§ **Aim of the exercise**
Copy the full listing exactly.

§ **Provided data**

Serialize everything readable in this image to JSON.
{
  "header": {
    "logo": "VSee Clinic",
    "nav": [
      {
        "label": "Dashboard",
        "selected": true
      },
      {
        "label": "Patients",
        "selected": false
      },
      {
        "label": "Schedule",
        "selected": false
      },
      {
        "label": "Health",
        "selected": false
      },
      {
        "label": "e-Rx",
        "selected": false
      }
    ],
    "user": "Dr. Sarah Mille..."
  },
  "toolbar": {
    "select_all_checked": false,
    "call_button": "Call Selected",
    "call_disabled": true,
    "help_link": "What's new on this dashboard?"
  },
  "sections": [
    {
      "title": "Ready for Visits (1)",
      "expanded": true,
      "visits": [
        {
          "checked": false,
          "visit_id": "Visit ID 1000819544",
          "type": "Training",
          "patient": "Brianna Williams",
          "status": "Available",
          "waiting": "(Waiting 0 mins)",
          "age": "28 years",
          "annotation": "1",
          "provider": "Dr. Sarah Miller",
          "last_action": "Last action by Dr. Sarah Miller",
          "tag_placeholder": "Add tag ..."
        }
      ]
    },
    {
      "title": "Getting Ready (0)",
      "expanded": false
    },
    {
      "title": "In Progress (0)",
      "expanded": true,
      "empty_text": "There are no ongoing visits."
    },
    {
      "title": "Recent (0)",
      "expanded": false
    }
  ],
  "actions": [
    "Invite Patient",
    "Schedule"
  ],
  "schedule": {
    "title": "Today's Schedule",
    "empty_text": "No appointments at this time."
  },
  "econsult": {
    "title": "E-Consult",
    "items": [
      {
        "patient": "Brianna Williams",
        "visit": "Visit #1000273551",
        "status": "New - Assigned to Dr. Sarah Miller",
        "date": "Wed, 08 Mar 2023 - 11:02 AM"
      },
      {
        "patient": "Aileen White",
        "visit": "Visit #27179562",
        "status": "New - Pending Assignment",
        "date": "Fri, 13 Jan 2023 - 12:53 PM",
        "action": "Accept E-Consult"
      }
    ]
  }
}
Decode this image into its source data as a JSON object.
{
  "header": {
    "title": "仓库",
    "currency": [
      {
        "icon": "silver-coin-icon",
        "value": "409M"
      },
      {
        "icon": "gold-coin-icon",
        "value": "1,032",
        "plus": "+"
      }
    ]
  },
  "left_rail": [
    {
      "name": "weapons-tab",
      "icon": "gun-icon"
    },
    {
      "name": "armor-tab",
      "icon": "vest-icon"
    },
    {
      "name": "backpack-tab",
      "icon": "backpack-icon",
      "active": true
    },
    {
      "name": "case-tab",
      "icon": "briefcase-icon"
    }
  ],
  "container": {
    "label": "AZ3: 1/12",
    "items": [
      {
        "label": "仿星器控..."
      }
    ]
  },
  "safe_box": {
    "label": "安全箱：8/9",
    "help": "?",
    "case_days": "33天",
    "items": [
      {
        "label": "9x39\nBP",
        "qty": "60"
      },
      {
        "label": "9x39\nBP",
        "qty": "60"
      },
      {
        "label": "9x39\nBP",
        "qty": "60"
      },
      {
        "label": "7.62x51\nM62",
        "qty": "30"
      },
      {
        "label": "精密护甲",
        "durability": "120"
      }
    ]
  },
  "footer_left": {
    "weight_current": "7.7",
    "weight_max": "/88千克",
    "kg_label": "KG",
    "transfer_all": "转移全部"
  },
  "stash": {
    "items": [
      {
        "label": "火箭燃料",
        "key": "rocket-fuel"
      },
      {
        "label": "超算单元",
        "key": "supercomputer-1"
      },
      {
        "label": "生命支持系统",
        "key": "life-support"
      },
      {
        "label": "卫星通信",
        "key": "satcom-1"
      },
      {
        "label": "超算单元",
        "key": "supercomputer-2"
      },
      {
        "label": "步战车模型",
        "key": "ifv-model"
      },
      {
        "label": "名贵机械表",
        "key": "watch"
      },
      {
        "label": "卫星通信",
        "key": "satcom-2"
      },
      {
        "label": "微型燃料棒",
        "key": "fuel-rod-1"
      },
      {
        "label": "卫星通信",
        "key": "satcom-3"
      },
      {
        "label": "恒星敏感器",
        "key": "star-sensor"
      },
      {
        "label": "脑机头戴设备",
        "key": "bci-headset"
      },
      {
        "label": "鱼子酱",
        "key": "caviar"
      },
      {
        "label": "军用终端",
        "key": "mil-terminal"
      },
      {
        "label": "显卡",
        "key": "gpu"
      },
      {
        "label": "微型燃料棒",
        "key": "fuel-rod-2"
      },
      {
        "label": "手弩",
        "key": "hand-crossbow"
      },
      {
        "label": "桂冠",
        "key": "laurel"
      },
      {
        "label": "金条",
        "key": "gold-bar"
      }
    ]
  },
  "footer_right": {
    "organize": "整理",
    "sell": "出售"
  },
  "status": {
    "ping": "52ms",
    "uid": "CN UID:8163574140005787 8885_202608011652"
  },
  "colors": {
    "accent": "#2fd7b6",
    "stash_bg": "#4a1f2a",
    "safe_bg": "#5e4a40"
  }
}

§ **Task result**
Serialize everything readable in this image to JSON.
{
  "header": {
    "logo": "VSee Clinic",
    "nav": [
      {
        "label": "Dashboard",
        "selected": true
      },
      {
        "label": "Patients",
        "selected": false
      },
      {
        "label": "Schedule",
        "selected": false
      },
      {
        "label": "Health",
        "selected": false
      },
      {
        "label": "e-Rx",
        "selected": false
      }
    ],
    "user": "Dr. Sarah Mille..."
  },
  "toolbar": {
    "select_all_checked": false,
    "call_button": "Call Selected",
    "call_disabled": true,
    "help_link": "What's new on this dashboard?"
  },
  "sections": [
    {
      "title": "Ready for Visits (1)",
      "expanded": true,
      "visits": [
        {
          "checked": false,
          "visit_id": "Visit ID 1000819544",
          "type": "Training",
          "patient": "Brianna Williams",
          "status": "Available",
          "waiting": "(Waiting 0 mins)",
          "age": "28 years",
          "annotation": "1",
          "provider": "Dr. Sarah Miller",
          "last_action": "Last action by Dr. Sarah Miller",
          "tag_placeholder": "Add tag ..."
        }
      ]
    },
    {
      "title": "Getting Ready (0)",
      "expanded": false
    },
    {
      "title": "In Progress (0)",
      "expanded": true,
      "empty_text": "There are no ongoing visits."
    },
    {
      "title": "Recent (0)",
      "expanded": false
    }
  ],
  "actions": [
    "Invite Patient",
    "Schedule"
  ],
  "schedule": {
    "title": "Today's Schedule",
    "empty_text": "No appointments at this time."
  },
  "econsult": {
    "title": "E-Consult",
    "items": [
      {
        "patient": "Brianna Williams",
        "visit": "Visit #1000273551",
        "status": "New - Assigned to Dr. Sarah Miller",
        "date": "Wed, 08 Mar 2023 - 11:02 AM"
      },
      {
        "patient": "Aileen White",
        "visit": "Visit #27179562",
        "status": "New - Pending Assignment",
        "date": "Fri, 13 Jan 2023 - 12:53 PM",
        "action": "Accept E-Consult"
      }
    ]
  }
}
Decode this image into its source data as a JSON object.
{
  "header": {
    "title": "仓库",
    "currency": [
      {
        "icon": "silver-coin-icon",
        "value": "409M"
      },
      {
        "icon": "gold-coin-icon",
        "value": "1,032",
        "plus": "+"
      }
    ]
  },
  "left_rail": [
    {
      "name": "weapons-tab",
      "icon": "gun-icon"
    },
    {
      "name": "armor-tab",
      "icon": "vest-icon"
    },
    {
      "name": "backpack-tab",
      "icon": "backpack-icon",
      "active": true
    },
    {
      "name": "case-tab",
      "icon": "briefcase-icon"
    }
  ],
  "container": {
    "label": "AZ3: 1/12",
    "items": [
      {
        "label": "仿星器控..."
      }
    ]
  },
  "safe_box": {
    "label": "安全箱：8/9",
    "help": "?",
    "case_days": "33天",
    "items": [
      {
        "label": "9x39\nBP",
        "qty": "60"
      },
      {
        "label": "9x39\nBP",
        "qty": "60"
      },
      {
        "label": "9x39\nBP",
        "qty": "60"
      },
      {
        "label": "7.62x51\nM62",
        "qty": "30"
      },
      {
        "label": "精密护甲",
        "durability": "120"
      }
    ]
  },
  "footer_left": {
    "weight_current": "7.7",
    "weight_max": "/88千克",
    "kg_label": "KG",
    "transfer_all": "转移全部"
  },
  "stash": {
    "items": [
      {
        "label": "火箭燃料",
        "key": "rocket-fuel"
      },
      {
        "label": "超算单元",
        "key": "supercomputer-1"
      },
      {
        "label": "生命支持系统",
        "key": "life-support"
      },
      {
        "label": "卫星通信",
        "key": "satcom-1"
      },
      {
        "label": "超算单元",
        "key": "supercomputer-2"
      },
      {
        "label": "步战车模型",
        "key": "ifv-model"
      },
      {
        "label": "名贵机械表",
        "key": "watch"
      },
      {
        "label": "卫星通信",
        "key": "satcom-2"
      },
      {
        "label": "微型燃料棒",
        "key": "fuel-rod-1"
      },
      {
        "label": "卫星通信",
        "key": "satcom-3"
      },
      {
        "label": "恒星敏感器",
        "key": "star-sensor"
      },
      {
        "label": "脑机头戴设备",
        "key": "bci-headset"
      },
      {
        "label": "鱼子酱",
        "key": "caviar"
      },
      {
        "label": "军用终端",
        "key": "mil-terminal"
      },
      {
        "label": "显卡",
        "key": "gpu"
      },
      {
        "label": "微型燃料棒",
        "key": "fuel-rod-2"
      },
      {
        "label": "手弩",
        "key": "hand-crossbow"
      },
      {
        "label": "桂冠",
        "key": "laurel"
      },
      {
        "label": "金条",
        "key": "gold-bar"
      }
    ]
  },
  "footer_right": {
    "organize": "整理",
    "sell": "出售"
  },
  "status": {
    "ping": "52ms",
    "uid": "CN UID:8163574140005787 8885_202608011652"
  },
  "colors": {
    "accent": "#2fd7b6",
    "stash_bg": "#4a1f2a",
    "safe_bg": "#5e4a40"
  }
}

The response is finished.